Born December 5, 1899 as the first of eight children, Simkins was raised on a farm just outside of Columbia as a result of her father’s troubled childhood. Henry Monteith, a brick mason, was a mixed-race child of a white man and a former slave. In order to protect his family from the harshness of racism in the Deep South, the farm served as a refuge. Simkins’ mother was an educator.
After graduating from Benedict College in 1921, Simkins began teaching at Booker T. Washington High School. After marrying Andrew Simkins in 1929, she lost her job as the state didn’t allow married women to teach. From there, Simkins entered the world of public health by working for the state’s Tuberculosis Association and became its Director of Negro Work in 1931. She was the state’s only Black public health worker and a vocal advocate for reform in that arena.
She was let go from the Association in 1942, due in part to her increasing involvement with the local NAACP chapter. The Columbia NAACP was established in 1939, and by 1941, Simkins had already became secretary of the state conference in 1941 holding the post for 16 years. In that time, Simkins also became an instrumental figure in the teacher equalization lawsuits across the state.
In 1950, the South Carolina federal court case, Briggs v. Elliot, would prove to be one of Simkins’ most significant moments. It would become one of several nationwide racial equalization cases that would challenge the “Separate But Equal” doctrine in the United States Supreme Court case, Brown v. Board of Education in 1954.
Simkins’ outspoken nature and swift criticism of both her detractors and allies gained her quite the reputation across South Carolina. As with most Black figures who rose to prominence then, suspicions arose that Simkins was involved with Communism. Simkins did indeed count members of the Communist Party as allies but was herself not a member. But this loose association with Communists cost Simkins her position as secretary of the NAACP’s South Carolina conference.
This did little to deter Simkins, as she began working with Southern Conference Educational Fund holding leadership positions for several organizations normally reserved for men.

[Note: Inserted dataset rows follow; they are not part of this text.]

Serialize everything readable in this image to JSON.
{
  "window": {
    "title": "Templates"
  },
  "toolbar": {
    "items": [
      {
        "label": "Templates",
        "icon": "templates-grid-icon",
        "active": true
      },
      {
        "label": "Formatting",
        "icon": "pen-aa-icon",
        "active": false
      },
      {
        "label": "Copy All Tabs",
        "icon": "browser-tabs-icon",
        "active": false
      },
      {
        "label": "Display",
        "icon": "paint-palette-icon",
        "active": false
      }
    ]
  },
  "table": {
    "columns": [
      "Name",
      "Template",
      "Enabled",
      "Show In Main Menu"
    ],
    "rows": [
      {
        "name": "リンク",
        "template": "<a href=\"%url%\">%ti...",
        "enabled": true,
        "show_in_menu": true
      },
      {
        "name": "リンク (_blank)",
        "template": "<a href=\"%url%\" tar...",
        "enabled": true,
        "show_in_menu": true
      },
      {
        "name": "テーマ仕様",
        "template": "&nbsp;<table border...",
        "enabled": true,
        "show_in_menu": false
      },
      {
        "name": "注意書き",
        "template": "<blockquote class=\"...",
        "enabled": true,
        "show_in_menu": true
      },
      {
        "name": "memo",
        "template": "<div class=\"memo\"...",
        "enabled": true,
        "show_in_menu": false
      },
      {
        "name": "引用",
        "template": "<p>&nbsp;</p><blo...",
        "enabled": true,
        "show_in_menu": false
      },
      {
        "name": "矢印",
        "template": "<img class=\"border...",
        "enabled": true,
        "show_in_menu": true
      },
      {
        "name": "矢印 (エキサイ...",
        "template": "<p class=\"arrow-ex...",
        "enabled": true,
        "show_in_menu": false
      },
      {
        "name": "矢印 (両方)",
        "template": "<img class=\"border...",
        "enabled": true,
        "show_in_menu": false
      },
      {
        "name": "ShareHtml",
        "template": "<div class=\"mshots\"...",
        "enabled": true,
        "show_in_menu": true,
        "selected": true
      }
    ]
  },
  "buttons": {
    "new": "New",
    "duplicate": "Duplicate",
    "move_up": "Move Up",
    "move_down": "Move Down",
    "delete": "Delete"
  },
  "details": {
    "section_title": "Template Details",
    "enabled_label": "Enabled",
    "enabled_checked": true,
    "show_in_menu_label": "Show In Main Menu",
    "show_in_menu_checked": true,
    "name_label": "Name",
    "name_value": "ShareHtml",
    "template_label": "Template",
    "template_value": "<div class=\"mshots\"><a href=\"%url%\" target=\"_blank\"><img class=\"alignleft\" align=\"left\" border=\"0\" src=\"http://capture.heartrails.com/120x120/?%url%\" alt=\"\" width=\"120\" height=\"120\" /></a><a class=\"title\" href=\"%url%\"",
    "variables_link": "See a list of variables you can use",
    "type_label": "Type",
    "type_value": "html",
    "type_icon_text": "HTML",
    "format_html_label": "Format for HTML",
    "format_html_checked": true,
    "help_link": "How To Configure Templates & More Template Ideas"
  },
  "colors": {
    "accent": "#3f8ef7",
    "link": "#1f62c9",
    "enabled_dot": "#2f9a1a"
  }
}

Simkins worked well into her 80s on behalf of South Carolinians and was honored in 1990 with the Order of the Palmetto, the state’s highest civilian honor.
A booklet by Becci Robbins and the S.C. Progressive Network Education Fund titled Modjeska Monteith Simkins – A South Carolina Revolutionary” offers details of Simkins’ activism and other facts, including her founding the first Black-owned bank in South Carolina.
Simkins passed away in 1992.
PHOTO: Historic Columbia Foundation